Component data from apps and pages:
*** Block opens ***
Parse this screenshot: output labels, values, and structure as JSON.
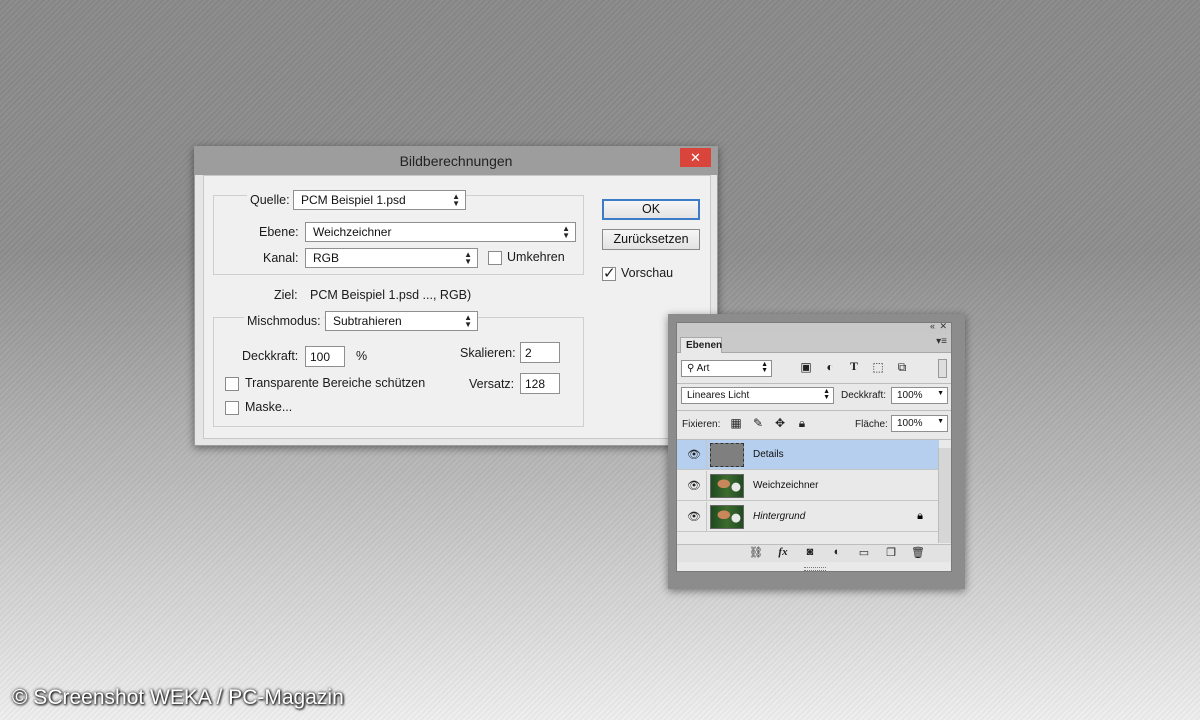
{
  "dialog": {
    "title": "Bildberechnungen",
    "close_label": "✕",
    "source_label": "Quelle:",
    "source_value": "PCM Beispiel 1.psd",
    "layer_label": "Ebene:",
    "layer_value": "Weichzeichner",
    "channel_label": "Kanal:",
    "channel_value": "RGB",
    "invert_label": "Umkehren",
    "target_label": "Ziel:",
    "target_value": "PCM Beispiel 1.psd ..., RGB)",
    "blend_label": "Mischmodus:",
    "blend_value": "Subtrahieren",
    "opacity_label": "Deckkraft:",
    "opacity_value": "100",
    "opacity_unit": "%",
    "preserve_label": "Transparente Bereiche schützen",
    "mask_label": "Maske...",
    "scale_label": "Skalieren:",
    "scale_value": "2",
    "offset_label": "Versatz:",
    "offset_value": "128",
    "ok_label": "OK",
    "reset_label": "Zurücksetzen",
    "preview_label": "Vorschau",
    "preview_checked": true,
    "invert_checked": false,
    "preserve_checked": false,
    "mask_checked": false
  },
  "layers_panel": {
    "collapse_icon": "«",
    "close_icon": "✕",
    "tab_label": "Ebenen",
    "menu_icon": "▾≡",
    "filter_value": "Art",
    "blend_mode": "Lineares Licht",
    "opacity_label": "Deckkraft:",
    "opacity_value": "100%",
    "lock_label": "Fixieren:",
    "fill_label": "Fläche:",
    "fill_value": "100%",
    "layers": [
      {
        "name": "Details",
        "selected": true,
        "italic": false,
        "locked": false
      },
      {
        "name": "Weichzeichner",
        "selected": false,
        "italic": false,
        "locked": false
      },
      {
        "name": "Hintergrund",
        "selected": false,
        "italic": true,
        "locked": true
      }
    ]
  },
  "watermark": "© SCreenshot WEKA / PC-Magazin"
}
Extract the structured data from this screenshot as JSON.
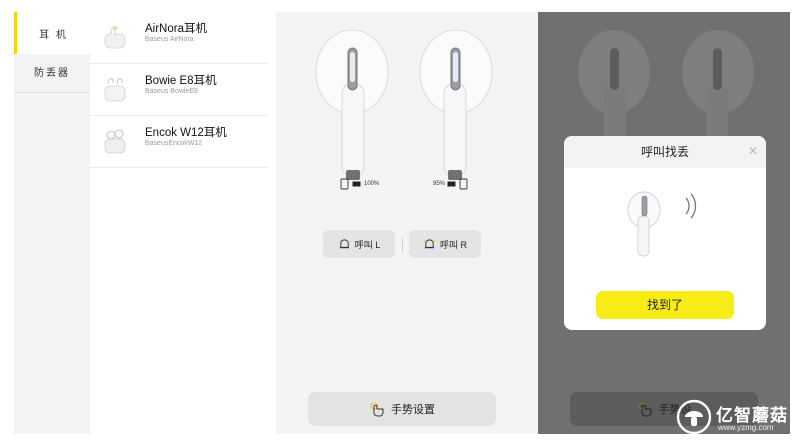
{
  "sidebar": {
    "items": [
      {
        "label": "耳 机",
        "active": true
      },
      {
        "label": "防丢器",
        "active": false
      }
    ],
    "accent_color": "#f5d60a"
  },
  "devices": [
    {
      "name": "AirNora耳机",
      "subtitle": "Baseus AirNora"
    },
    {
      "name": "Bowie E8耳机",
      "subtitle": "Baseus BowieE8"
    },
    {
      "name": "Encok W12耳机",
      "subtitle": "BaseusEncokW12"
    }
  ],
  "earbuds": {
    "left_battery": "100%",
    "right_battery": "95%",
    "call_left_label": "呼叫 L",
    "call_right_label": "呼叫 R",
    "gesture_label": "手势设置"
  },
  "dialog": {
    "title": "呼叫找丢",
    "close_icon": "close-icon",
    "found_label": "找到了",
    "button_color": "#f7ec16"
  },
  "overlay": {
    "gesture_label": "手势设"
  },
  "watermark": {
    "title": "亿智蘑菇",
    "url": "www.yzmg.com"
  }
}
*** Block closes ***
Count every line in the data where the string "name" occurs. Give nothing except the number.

• ANSWER BELOW
6